Congress approved about US$4 trillion in coronavirus relief spending last year, while the Fed slashed its benchmark lending rate to near-zero percent last March. It is buying about $120 billion in government-backed bonds each month to foster bank lending and consumer spending.
Now, Congress is considering Democratic President Joe Biden's $1.9 trillion relief package to boost the economy, reopen schools and send $1,400 checks to millions of adult Americans, all but the biggest wage earners. With Democrats narrowly controlling Congress, the measure could be approved by mid-March.
But Powell warned that for now, "The economy is a long way from our employment and inflation goals, and it is likely to take some time for substantial further progress to be achieved." He said the central bank would continue to buy bonds at its current pace until that progress has been made.
The number of U.S. workers filing for unemployment compensation has dropped sharply since the worst of the pandemic's effect on the world's largest economy late last March, when 6.9 million people filed for benefits. But for months now, 700,000 to more than 900,000 workers each week have filed new claims for benefits, figures that eclipsed the biggest totals seen before the pandemic in records that date to the 1960s.

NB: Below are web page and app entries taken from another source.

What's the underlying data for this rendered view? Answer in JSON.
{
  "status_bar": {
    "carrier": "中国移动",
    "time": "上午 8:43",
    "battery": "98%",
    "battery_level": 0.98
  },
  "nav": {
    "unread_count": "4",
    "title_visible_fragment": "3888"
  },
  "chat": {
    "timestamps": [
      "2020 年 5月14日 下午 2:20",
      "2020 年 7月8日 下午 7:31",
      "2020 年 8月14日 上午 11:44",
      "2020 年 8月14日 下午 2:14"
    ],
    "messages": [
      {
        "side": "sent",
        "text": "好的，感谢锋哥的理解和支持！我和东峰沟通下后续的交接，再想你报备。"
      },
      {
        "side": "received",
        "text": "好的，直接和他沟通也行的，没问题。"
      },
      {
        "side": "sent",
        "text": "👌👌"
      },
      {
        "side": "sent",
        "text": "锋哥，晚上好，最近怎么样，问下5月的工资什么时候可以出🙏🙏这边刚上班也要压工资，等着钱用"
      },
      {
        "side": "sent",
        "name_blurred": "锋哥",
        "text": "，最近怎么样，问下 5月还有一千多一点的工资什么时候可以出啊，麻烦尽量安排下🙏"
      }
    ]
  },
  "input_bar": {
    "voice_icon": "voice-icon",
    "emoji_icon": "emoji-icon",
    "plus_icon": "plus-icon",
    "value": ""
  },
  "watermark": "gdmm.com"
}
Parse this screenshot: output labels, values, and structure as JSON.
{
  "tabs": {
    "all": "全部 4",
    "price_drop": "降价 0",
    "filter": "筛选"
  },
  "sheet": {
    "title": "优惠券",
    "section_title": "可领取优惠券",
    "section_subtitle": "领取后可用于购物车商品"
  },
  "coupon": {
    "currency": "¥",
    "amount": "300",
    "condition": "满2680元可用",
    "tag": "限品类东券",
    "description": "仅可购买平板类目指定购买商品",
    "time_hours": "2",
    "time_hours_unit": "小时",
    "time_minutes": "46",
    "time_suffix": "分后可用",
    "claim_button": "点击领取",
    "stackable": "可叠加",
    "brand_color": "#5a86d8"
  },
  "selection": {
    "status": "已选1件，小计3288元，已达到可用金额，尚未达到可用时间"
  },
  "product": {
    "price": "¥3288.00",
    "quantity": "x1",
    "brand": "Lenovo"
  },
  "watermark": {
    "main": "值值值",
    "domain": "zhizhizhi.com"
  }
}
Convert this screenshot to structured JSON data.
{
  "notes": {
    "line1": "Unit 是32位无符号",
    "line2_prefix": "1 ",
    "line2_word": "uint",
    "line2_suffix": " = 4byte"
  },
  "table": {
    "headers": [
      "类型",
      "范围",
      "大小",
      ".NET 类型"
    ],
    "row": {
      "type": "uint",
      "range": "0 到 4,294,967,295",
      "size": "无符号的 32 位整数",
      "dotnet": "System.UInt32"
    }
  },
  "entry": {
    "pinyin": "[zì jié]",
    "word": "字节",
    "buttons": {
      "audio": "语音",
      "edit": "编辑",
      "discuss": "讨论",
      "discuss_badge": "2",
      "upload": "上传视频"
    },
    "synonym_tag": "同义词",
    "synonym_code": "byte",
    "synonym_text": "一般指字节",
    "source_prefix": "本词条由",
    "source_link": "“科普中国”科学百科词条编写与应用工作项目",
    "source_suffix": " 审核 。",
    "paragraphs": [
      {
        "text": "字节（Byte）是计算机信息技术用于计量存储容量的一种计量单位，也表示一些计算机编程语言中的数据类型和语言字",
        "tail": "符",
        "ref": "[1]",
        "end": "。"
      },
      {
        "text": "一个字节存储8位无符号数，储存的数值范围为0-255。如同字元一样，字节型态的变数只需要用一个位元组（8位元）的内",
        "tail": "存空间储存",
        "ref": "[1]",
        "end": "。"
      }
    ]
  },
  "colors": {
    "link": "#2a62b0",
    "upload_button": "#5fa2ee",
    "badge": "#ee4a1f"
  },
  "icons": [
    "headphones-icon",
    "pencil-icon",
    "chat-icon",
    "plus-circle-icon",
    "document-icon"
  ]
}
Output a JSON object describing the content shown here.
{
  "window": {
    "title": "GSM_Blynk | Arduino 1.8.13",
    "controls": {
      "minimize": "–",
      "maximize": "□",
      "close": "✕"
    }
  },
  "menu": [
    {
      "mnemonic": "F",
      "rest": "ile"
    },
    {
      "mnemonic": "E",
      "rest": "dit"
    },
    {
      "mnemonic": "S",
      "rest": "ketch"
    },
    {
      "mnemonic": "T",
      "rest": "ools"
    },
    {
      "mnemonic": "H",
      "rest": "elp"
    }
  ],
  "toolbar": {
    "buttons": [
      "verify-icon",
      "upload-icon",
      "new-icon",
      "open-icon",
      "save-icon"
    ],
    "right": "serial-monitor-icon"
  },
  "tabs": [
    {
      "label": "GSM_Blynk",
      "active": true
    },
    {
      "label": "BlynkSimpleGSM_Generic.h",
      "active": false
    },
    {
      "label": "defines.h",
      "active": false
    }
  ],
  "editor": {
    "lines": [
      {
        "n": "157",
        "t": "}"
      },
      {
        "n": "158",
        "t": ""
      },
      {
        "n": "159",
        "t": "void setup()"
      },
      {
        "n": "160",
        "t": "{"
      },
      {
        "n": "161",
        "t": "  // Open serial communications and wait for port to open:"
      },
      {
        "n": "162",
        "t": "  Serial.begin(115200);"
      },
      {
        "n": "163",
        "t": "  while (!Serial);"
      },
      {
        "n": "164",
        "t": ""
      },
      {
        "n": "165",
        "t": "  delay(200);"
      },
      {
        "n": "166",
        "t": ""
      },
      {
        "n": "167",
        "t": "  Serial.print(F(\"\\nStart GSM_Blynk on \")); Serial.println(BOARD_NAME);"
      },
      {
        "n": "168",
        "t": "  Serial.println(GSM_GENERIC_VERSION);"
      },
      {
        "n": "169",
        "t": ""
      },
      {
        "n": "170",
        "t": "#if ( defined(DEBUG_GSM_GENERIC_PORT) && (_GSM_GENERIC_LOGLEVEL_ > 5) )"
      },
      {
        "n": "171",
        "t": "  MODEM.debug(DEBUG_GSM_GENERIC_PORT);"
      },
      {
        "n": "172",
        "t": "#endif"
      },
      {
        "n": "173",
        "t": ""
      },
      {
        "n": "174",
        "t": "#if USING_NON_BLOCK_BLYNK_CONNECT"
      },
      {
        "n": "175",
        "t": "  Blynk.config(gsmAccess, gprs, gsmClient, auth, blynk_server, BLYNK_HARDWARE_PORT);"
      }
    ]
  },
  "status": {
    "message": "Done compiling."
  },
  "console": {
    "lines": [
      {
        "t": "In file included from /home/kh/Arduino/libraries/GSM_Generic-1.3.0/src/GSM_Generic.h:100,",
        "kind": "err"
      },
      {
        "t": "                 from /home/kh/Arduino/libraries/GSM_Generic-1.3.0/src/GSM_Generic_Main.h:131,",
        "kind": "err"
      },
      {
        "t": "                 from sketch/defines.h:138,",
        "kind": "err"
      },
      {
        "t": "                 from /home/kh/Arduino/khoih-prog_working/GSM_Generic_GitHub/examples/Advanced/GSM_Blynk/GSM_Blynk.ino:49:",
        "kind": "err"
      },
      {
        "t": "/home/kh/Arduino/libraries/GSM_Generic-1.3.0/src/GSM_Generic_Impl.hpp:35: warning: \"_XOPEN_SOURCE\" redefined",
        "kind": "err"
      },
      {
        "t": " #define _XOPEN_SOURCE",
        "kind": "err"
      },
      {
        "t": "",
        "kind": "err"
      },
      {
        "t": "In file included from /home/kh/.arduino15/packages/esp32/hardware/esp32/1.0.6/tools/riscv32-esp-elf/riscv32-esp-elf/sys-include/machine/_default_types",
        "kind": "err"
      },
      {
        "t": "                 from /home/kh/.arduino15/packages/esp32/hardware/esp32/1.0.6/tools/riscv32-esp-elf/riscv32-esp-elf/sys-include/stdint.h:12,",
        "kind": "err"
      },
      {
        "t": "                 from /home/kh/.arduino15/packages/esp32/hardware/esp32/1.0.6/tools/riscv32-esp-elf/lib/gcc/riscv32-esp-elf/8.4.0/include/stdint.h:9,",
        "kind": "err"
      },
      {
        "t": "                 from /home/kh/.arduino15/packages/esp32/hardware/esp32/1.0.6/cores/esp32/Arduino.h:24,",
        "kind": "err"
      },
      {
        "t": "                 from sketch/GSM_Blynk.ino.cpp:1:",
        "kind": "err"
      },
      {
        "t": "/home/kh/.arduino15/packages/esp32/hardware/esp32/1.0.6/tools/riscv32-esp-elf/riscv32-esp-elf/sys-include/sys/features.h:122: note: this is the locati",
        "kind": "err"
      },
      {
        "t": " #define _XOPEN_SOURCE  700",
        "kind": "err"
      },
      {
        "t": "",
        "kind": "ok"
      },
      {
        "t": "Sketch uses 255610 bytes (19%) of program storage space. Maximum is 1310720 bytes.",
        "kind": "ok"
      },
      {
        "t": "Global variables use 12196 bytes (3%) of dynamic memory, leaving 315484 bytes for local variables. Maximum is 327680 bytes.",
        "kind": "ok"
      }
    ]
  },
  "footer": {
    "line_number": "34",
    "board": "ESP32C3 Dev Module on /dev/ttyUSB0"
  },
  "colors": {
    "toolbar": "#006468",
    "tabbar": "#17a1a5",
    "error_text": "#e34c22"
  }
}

Powell said the pandemic "is causing great hardship for millions of Americans and is weighing on economic activity and job creation."
Sen. Sherrod Brown of Ohio, chairman of the Senate banking panel, said Powell had "talked to all of us about the risk of falling short of a complete recovery and the damage it will do to peoples' lives." Brown said Biden "understands this moment, and he's risen to meet it" with his coronavirus relief package.
But Republican Sen. Pat Toomey of Pennsylvania, the top Republican on the banking panel, warned that excessive spending might spark inflation in the United States, echoing other Republicans as Congress considers Biden's relief proposal.
Powell said the Fed wanted to see more economic progress before cutting back its bond purchases. "There is still a long way to go to full recovery, and we intend to keep our policy supportive of that recovery," he said. Powell said the economy rebounded last summer but slowed in the latter part of 2020, with the biggest impacts largely falling on low-wage workers, Black and Hispanic Americans and other minority groups.
Powell, however, held out the possibility of a recovery in the months ahead, saying "ongoing vaccinations offer hope for a return to more normal conditions later this year."
- Copyright © Chosunilbo & Chosun.com